This is a good deal for the league. Half my friends at happy hour tonight were telling me about this deal, plus my girlfriend, and none of them follow the sport. The immediate media hype will fade, but that's OK. The goal is not to maintain this level of media hype, the goal is merely to increase the level of media exposure. Beckham will be on ESPN for his first game, his first assist, his first goal, his first win, his first playoff victory, his first injury, his first American mistress, etc... One unfortunate thing is that Beckham probably only transfered over to MLS once he was told that he was out of the picture for England's national team (pure speculation on my part, but I doubt he will be picked while playing in MLS, and I don't think he would give up his national team career for MLS), so unfortunately L.A. Galaxy bandwagoners won't be buying FoxSoccerChannel to see him in an England shirt.

Anyways, in honor of Beckham's transfer to MLS, I present Ali G's interview of Posh & Becks!

Liberals and Conservatives think differently

Most people are surprised to learn that there are real, stable differences in personality between conservatives and liberals—not just different views or values, but underlying differences in temperament....

...conservatives have a greater desire to reach a decision quickly and stick to it, and are higher on conscientiousness, which includes neatness, orderliness, duty, and rule-following. Liberals are higher on openness, which includes intellectual curiosity, excitement-seeking, novelty, creativity for its own sake, and a craving for stimulation like travel, color, art, music, and literature...

When people were in a benign state of mind, they tended to oppose Bush and his policies in Iraq. But after thinking about either death or 9/11, they tended to favor him...

"People have two modes of thought," concludes Solomon. "There's the intuitive gut-level mode, which is what most of us are in most of the time. And then there's a rational analytic mode, which takes effort and attention."
The solution, then, is remarkably simple. The effects of psychological terror on political decision making can be eliminated just by asking people to think rationally. Simply reminding us to use our heads, it turns out, can be enough to make us do it.

The Ideological Animal by Jay Dixit. Fascinating article. Go read all of it.

Posting while the girlfriend is sleeping

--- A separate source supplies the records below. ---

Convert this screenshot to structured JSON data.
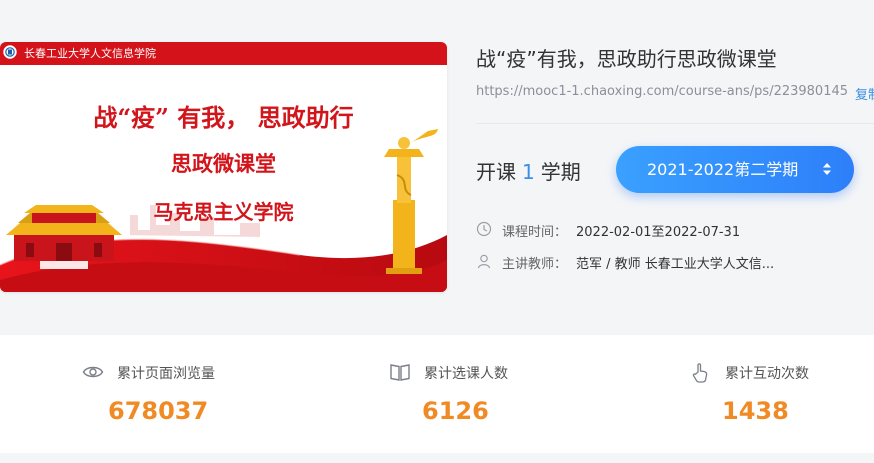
{
  "cover": {
    "university_strip": "长春工业大学人文信息学院",
    "line1": "战“疫” 有我， 思政助行",
    "line2": "思政微课堂",
    "line3": "马克思主义学院"
  },
  "course": {
    "title": "战“疫”有我，思政助行思政微课堂",
    "url": "https://mooc1-1.chaoxing.com/course-ans/ps/223980145",
    "copy_label": "复制"
  },
  "session": {
    "prefix": "开课",
    "count": "1",
    "suffix": "学期",
    "term_selected": "2021-2022第二学期"
  },
  "meta": {
    "time_label": "课程时间：",
    "time_value": "2022-02-01至2022-07-31",
    "teacher_label": "主讲教师：",
    "teacher_value": "范军 / 教师 长春工业大学人文信..."
  },
  "stats": [
    {
      "icon": "eye-icon",
      "label": "累计页面浏览量",
      "value": "678037"
    },
    {
      "icon": "book-icon",
      "label": "累计选课人数",
      "value": "6126"
    },
    {
      "icon": "tap-hand-icon",
      "label": "累计互动次数",
      "value": "1438"
    }
  ],
  "colors": {
    "accent_blue": "#3a8ee6",
    "stat_orange": "#f08a24",
    "cover_red": "#d2141b"
  }
}
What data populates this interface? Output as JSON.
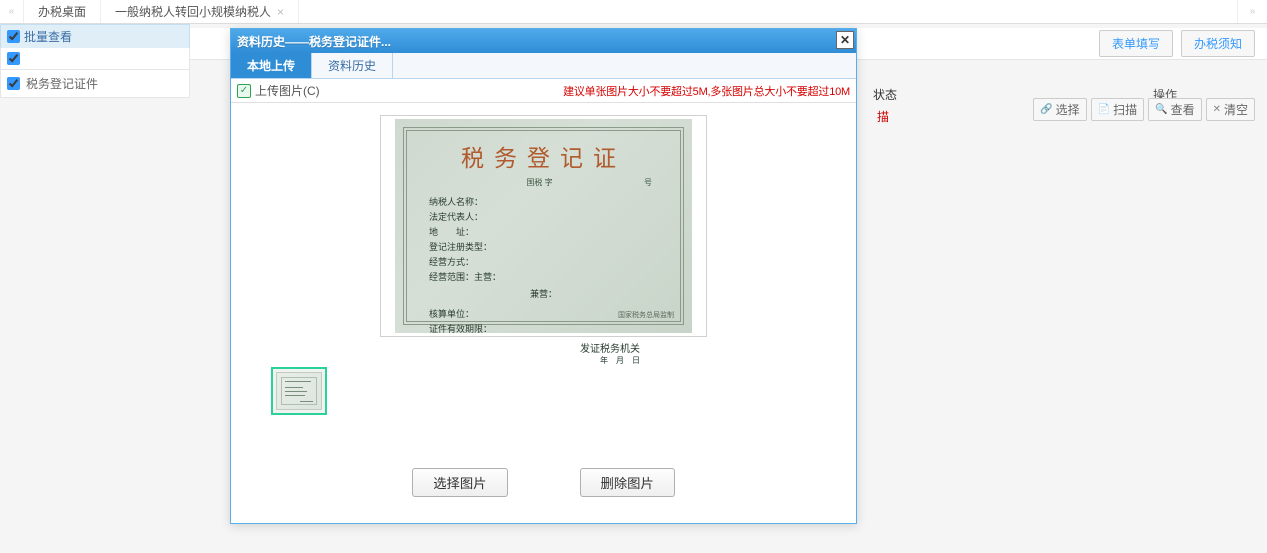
{
  "topbar": {
    "tabs": [
      {
        "label": "办税桌面",
        "closable": false
      },
      {
        "label": "一般纳税人转回小规模纳税人",
        "closable": true
      }
    ]
  },
  "toolbar": {
    "fill_btn": "表单填写",
    "notice_btn": "办税须知"
  },
  "left": {
    "batch_label": "批量查看",
    "items": [
      "税务登记证件"
    ]
  },
  "grid": {
    "status_header": "状态",
    "op_header": "操作",
    "status_red": "描"
  },
  "action_btns": {
    "select": "选择",
    "scan": "扫描",
    "view": "查看",
    "clear": "清空"
  },
  "modal": {
    "title": "资料历史——税务登记证件...",
    "tabs": [
      "本地上传",
      "资料历史"
    ],
    "upload_label": "上传图片(C)",
    "hint": "建议单张图片大小不要超过5M,多张图片总大小不要超过10M",
    "footer": {
      "select": "选择图片",
      "delete": "删除图片"
    }
  },
  "certificate": {
    "title": "税务登记证",
    "sub_left": "",
    "sub_center": "国税 字",
    "sub_right": "号",
    "fields": [
      "纳税人名称：",
      "法定代表人：",
      "地　　址：",
      "登记注册类型：",
      "经营方式：",
      "经营范围：主营："
    ],
    "center_line": "兼营：",
    "fields2": [
      "核算单位：",
      "证件有效期限："
    ],
    "authority": "发证税务机关",
    "date": "年　月　日",
    "footer": "国家税务总局监制"
  }
}
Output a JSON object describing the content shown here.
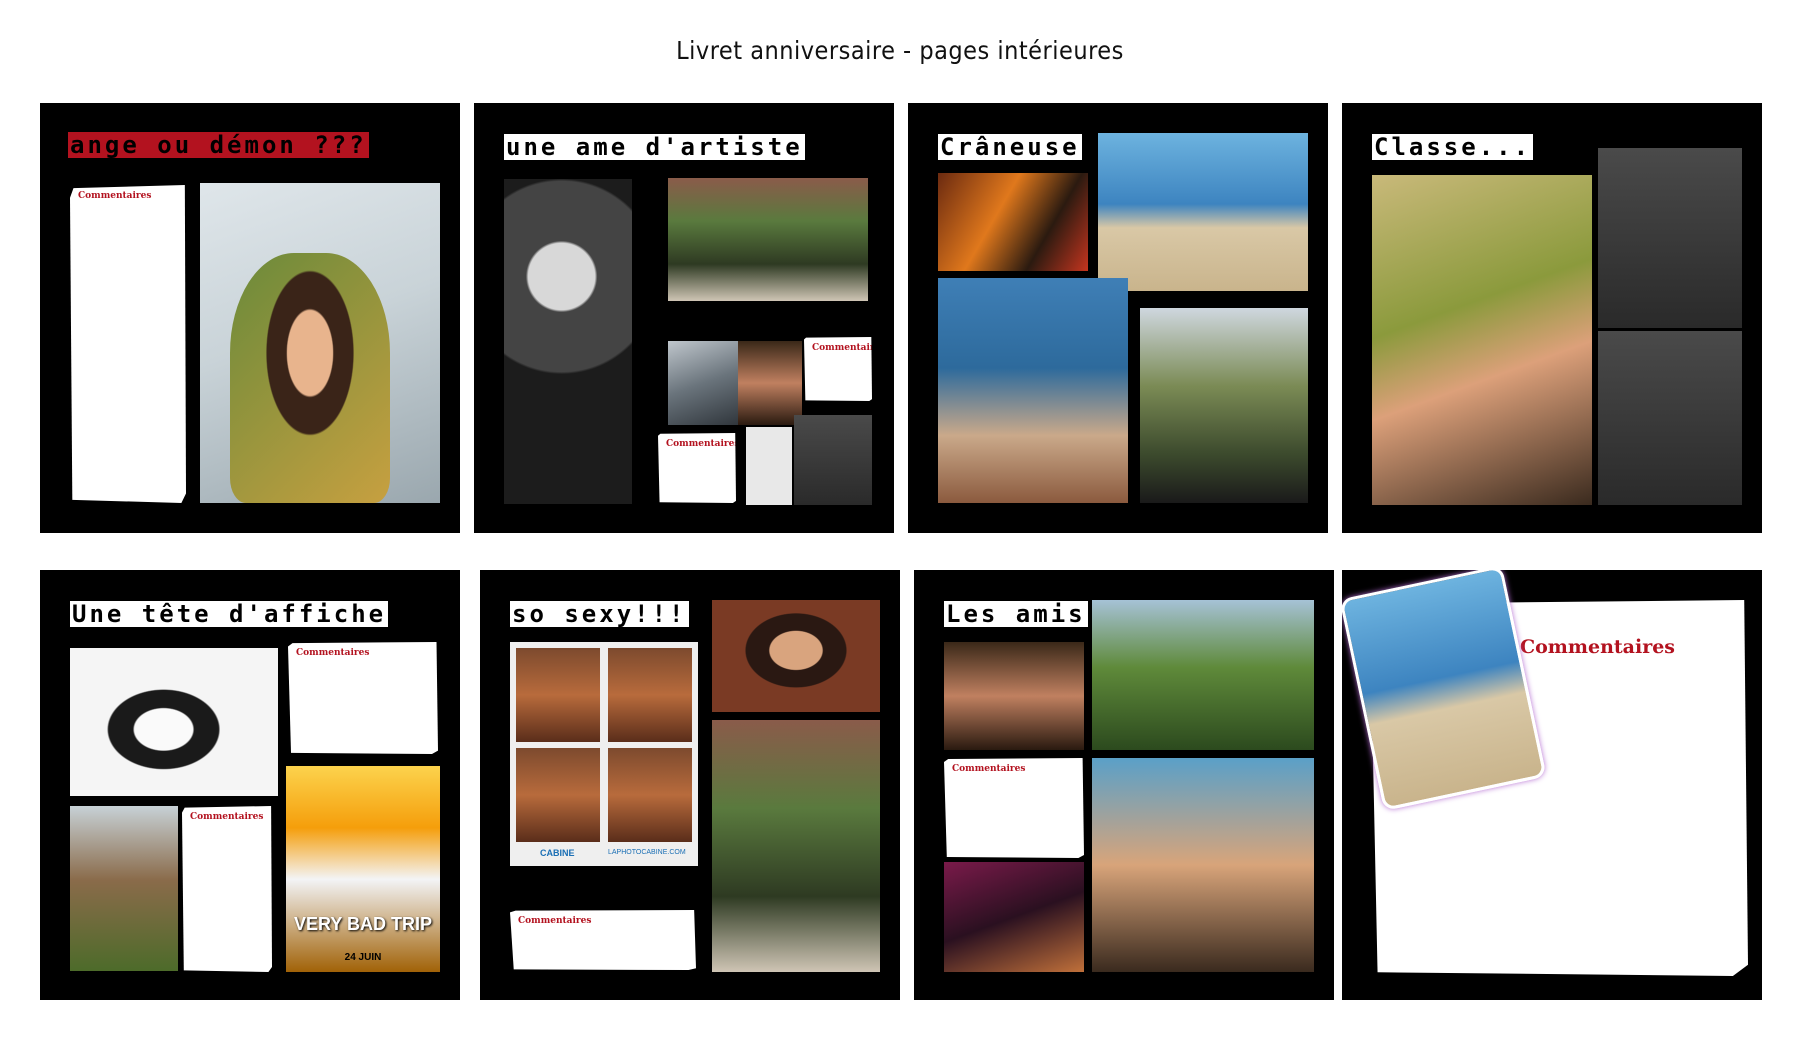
{
  "document": {
    "title": "Livret anniversaire - pages intérieures"
  },
  "pages": [
    {
      "title": "ange ou démon ???",
      "comments": [
        "Commentaires"
      ]
    },
    {
      "title": "une ame d'artiste",
      "comments": [
        "Commentaires",
        "Commentaires"
      ]
    },
    {
      "title": "Crâneuse",
      "comments": []
    },
    {
      "title": "Classe...",
      "comments": []
    },
    {
      "title": "Une tête d'affiche",
      "comments": [
        "Commentaires",
        "Commentaires"
      ],
      "poster": {
        "headline": "VERY BAD TRIP",
        "date": "24 JUIN"
      }
    },
    {
      "title": "so sexy!!!",
      "comments": [
        "Commentaires"
      ],
      "booth": {
        "brand": "CABINE",
        "url": "LAPHOTOCABINE.COM"
      }
    },
    {
      "title": "Les amis",
      "comments": [
        "Commentaires"
      ]
    },
    {
      "title": "",
      "comments": [
        "Commentaires"
      ]
    }
  ],
  "colors": {
    "accent_red": "#b3121f",
    "page_bg": "#000000",
    "card_bg": "#ffffff"
  }
}
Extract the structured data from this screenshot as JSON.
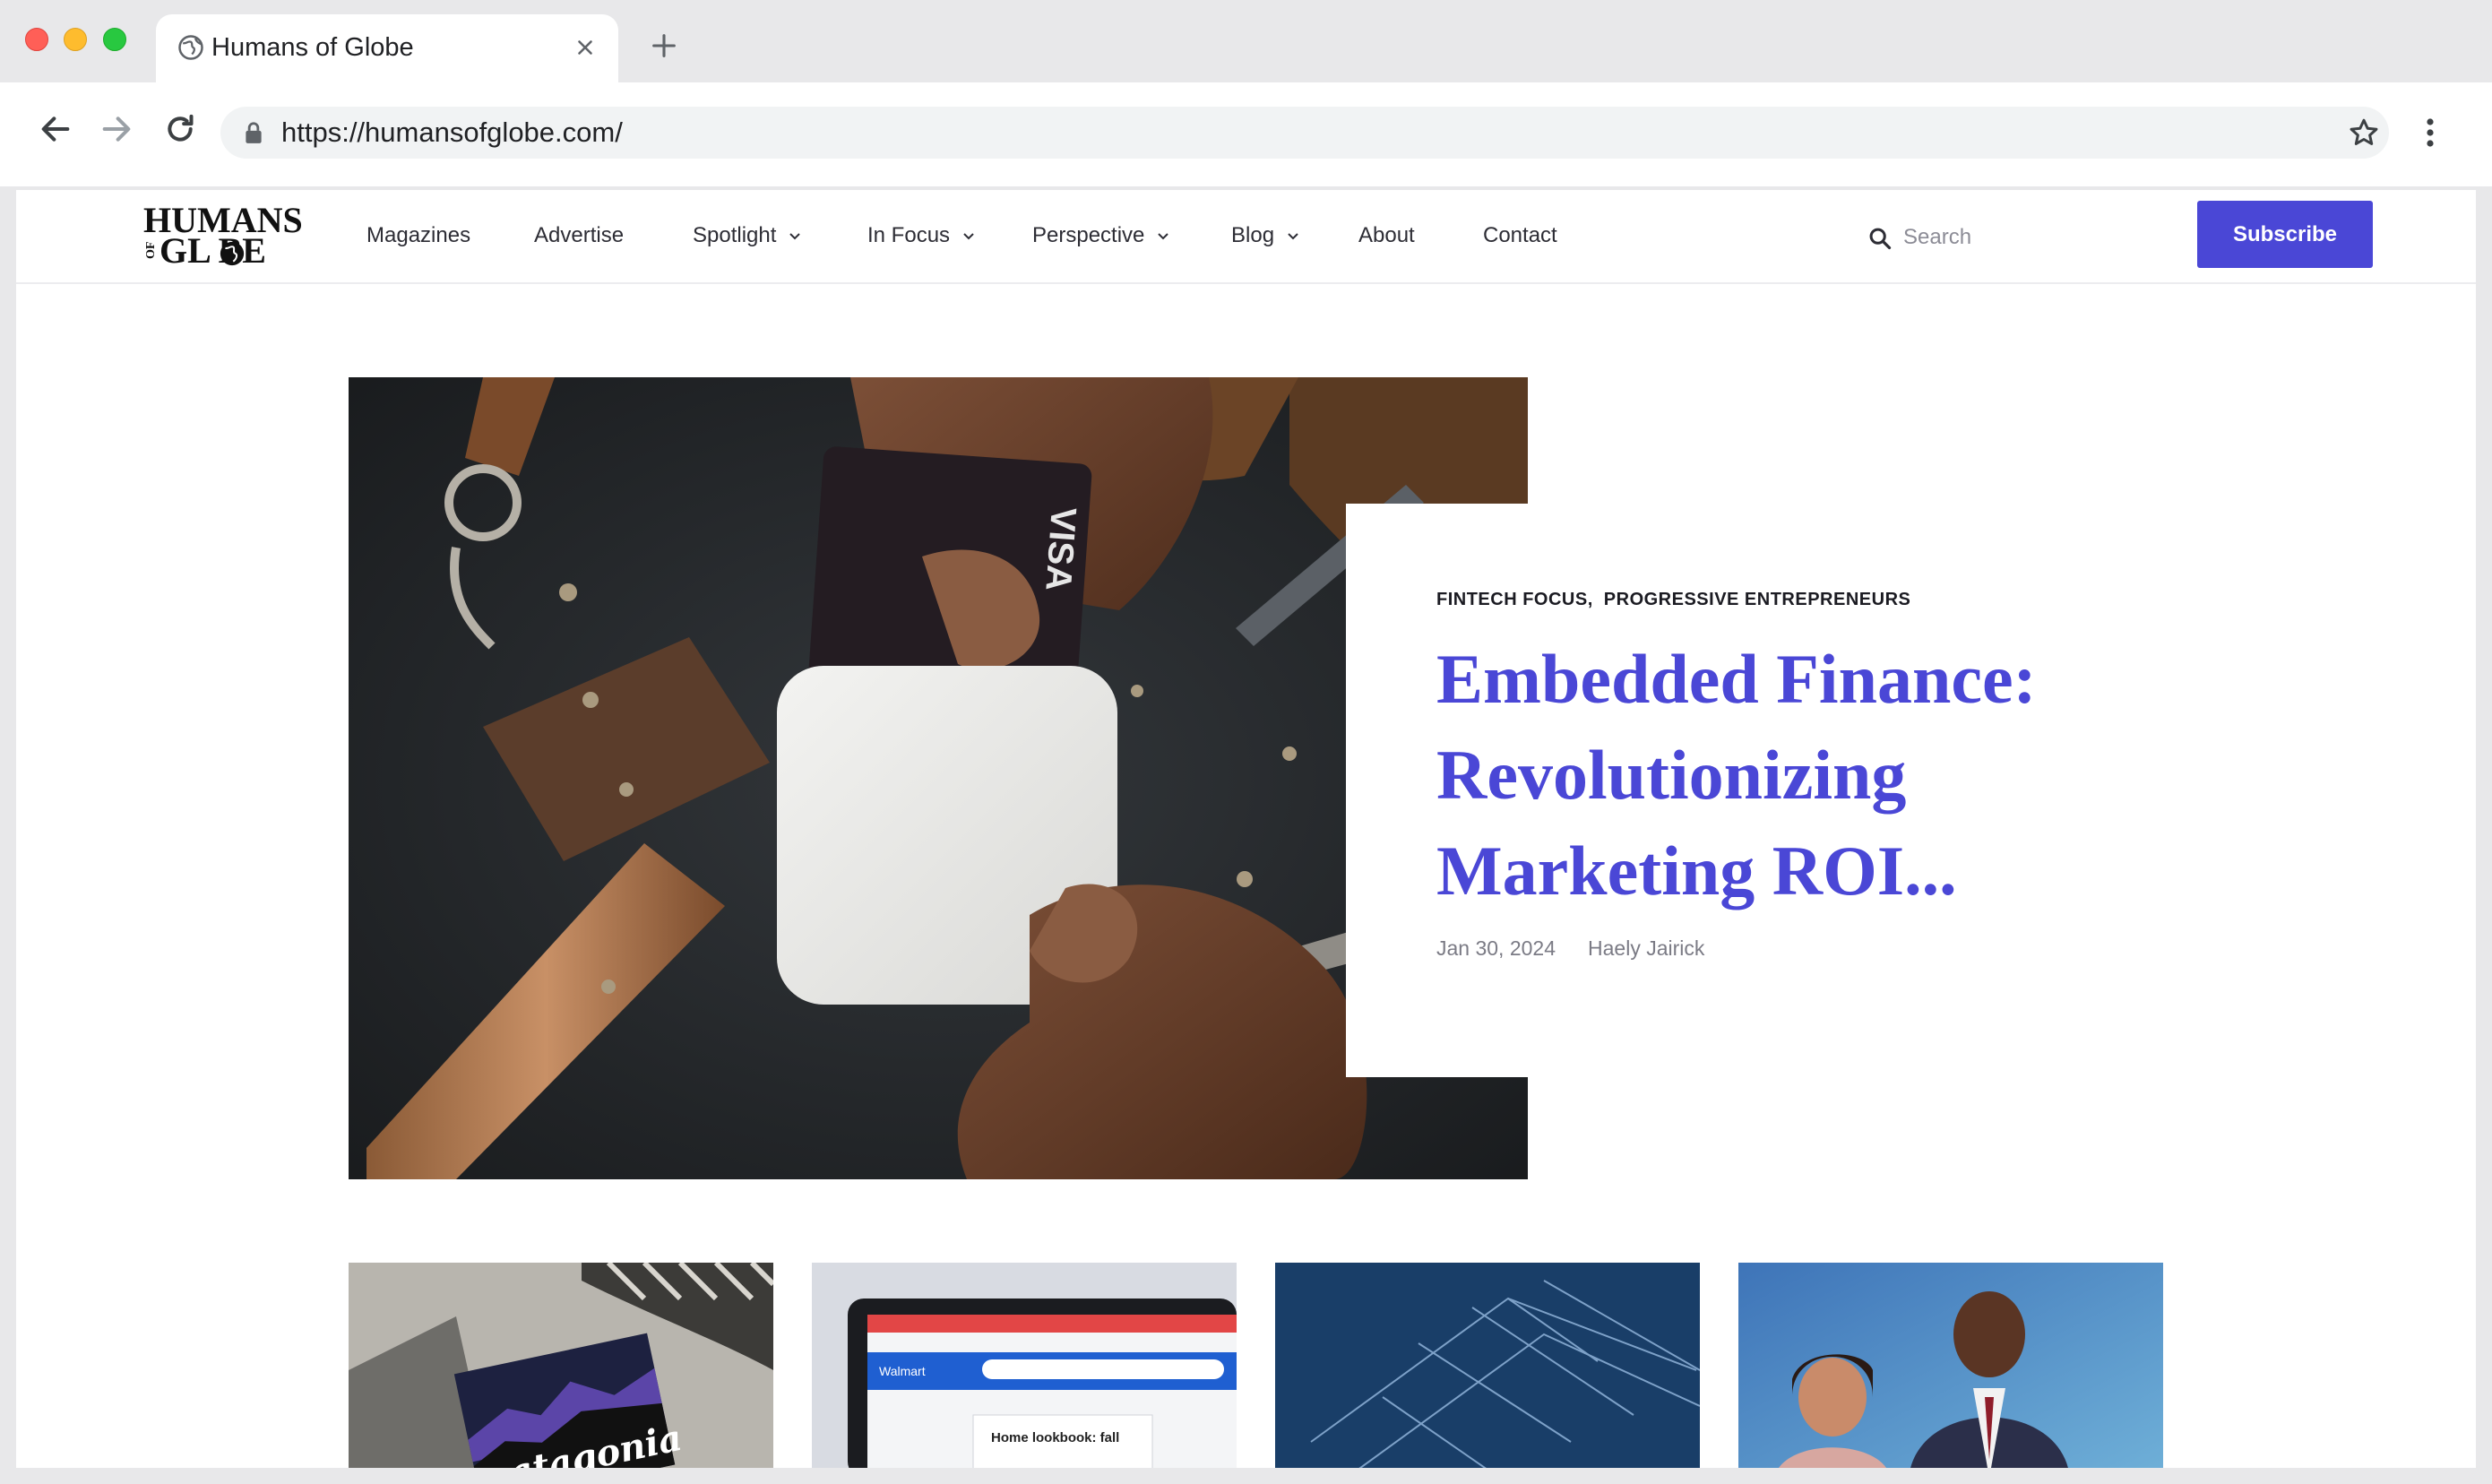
{
  "browser": {
    "tab_title": "Humans of Globe",
    "url": "https://humansofglobe.com/"
  },
  "site": {
    "logo_line1": "HUMANS",
    "logo_of": "OF",
    "logo_line2": "GL BE",
    "menu": [
      {
        "label": "Magazines",
        "dropdown": false
      },
      {
        "label": "Advertise",
        "dropdown": false
      },
      {
        "label": "Spotlight",
        "dropdown": true
      },
      {
        "label": "In Focus",
        "dropdown": true
      },
      {
        "label": "Perspective",
        "dropdown": true
      },
      {
        "label": "Blog",
        "dropdown": true
      },
      {
        "label": "About",
        "dropdown": false
      },
      {
        "label": "Contact",
        "dropdown": false
      }
    ],
    "search_placeholder": "Search",
    "subscribe_label": "Subscribe",
    "accent_color": "#4a47d6"
  },
  "hero": {
    "categories": [
      "FINTECH FOCUS,",
      "PROGRESSIVE ENTREPRENEURS"
    ],
    "headline": "Embedded Finance: Revolutionizing Marketing ROI...",
    "date": "Jan 30, 2024",
    "author": "Haely Jairick",
    "image_alt": "Hands tapping a credit card on a card reader"
  },
  "thumbnails": [
    {
      "alt": "Patagonia storefront sign"
    },
    {
      "alt": "Walmart website on a laptop screen"
    },
    {
      "alt": "Blue blueprint drawing"
    },
    {
      "alt": "Two people smiling at an event"
    }
  ]
}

What better way to welcome the new year than to celebrate... death? Saddam Hussein was executed. You can watch the grainy and poor-quality video over at Catholicgauze, here. There are some questions about the execution's legality. You can read Glenn Greenwald's post here. Whether or not the execution was actually legal is almost secondary though - perception is reality. In a society governed by the rule of law, ends should not dictate means, and from watching the video of Saddam's execution that is definitely the perception.